Monarch, The Arc, community partner to host health screenings to help improve health of people with I/DD
The Centers for Disease Control (CDC) has identified that although people with I/DD (Intellectual and Developmental Disabilities) are connected to long-term services and supports like help with day-to-day functioning, housing or employment coaching, the reality is that many individuals with Intellectual and Development Disabilities (I/DD) lack a medical home or receive routine, preventative care.
People of all ages in this population receive fewer routine checkups, fewer immunizations, less mental health care, less oral health care and fewer opportunities for physical activity than other Americans. In addition to barriers to health, this population is routinely excluded from health surveillance data, thus making it difficult to document unmet needs and work to create solutions.
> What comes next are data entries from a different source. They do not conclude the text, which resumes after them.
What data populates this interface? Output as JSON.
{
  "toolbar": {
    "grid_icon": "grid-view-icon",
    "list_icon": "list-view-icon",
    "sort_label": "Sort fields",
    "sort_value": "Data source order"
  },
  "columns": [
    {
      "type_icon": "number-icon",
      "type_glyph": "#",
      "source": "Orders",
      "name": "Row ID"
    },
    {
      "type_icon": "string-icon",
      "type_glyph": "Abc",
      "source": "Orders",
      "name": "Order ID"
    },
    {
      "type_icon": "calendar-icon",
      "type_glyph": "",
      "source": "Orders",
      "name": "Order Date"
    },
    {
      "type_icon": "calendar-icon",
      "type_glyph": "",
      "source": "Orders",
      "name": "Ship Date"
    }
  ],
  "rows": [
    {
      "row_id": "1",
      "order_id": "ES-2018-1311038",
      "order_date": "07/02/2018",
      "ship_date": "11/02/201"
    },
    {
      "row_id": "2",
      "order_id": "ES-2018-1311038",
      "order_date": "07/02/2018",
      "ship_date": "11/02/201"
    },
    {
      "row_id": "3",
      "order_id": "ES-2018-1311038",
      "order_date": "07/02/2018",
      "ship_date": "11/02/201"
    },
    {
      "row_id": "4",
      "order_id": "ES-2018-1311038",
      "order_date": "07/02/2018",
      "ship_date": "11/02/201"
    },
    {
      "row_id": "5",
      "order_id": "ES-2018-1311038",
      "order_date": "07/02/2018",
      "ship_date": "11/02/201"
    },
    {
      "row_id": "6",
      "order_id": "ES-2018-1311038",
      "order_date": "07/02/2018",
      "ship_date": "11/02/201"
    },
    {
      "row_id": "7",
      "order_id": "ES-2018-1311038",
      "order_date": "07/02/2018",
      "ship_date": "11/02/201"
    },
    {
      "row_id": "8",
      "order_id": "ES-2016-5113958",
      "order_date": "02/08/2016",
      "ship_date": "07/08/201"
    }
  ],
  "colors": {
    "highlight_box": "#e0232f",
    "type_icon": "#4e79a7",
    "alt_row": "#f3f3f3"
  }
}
Based on this information, the CDC chose the Arc of the United States as a partner for a three-year cooperative agreement to collect data to understand and improve the unique health challenges of individuals with I/DD. The Arc of North Carolina is one of five nationwide chosen to be part of Health Meet, a health fair and medical screenings event.
Through this project, The Arc of North Carolina will have the opportunity to pilot local health screenings, provide assistance with health care navigation and lead health promotion activities for people with I/DD across the state. This project will assist in improving health literacy, correct preventable health disparities, and empower individuals with I/DD to become better and more informed partners in their overall health.
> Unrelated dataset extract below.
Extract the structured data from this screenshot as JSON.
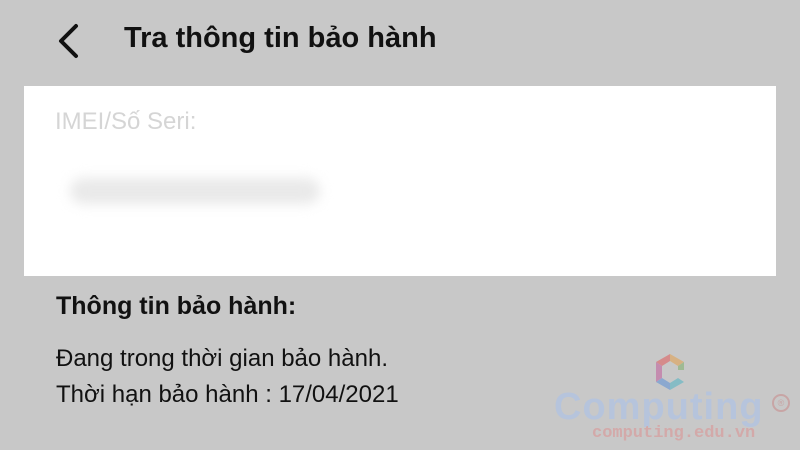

On a June 24, Monarch in partnership with The Outer Banks Hospital, Surf Pediatrics and many dedicated volunteers helped to host Health Meet at the Dare County Center in Manteo. Screenings were scheduled for individuals with I/DD ages 16 and up.
“We are very excited about participating in this milestone event,” said Renate Macchirole, community inclusion specialist at Monarch. “Having national recognition of gaps in medical services for people with I/DD is a huge leap for our community and we are proud to be part of the process of initiating change.”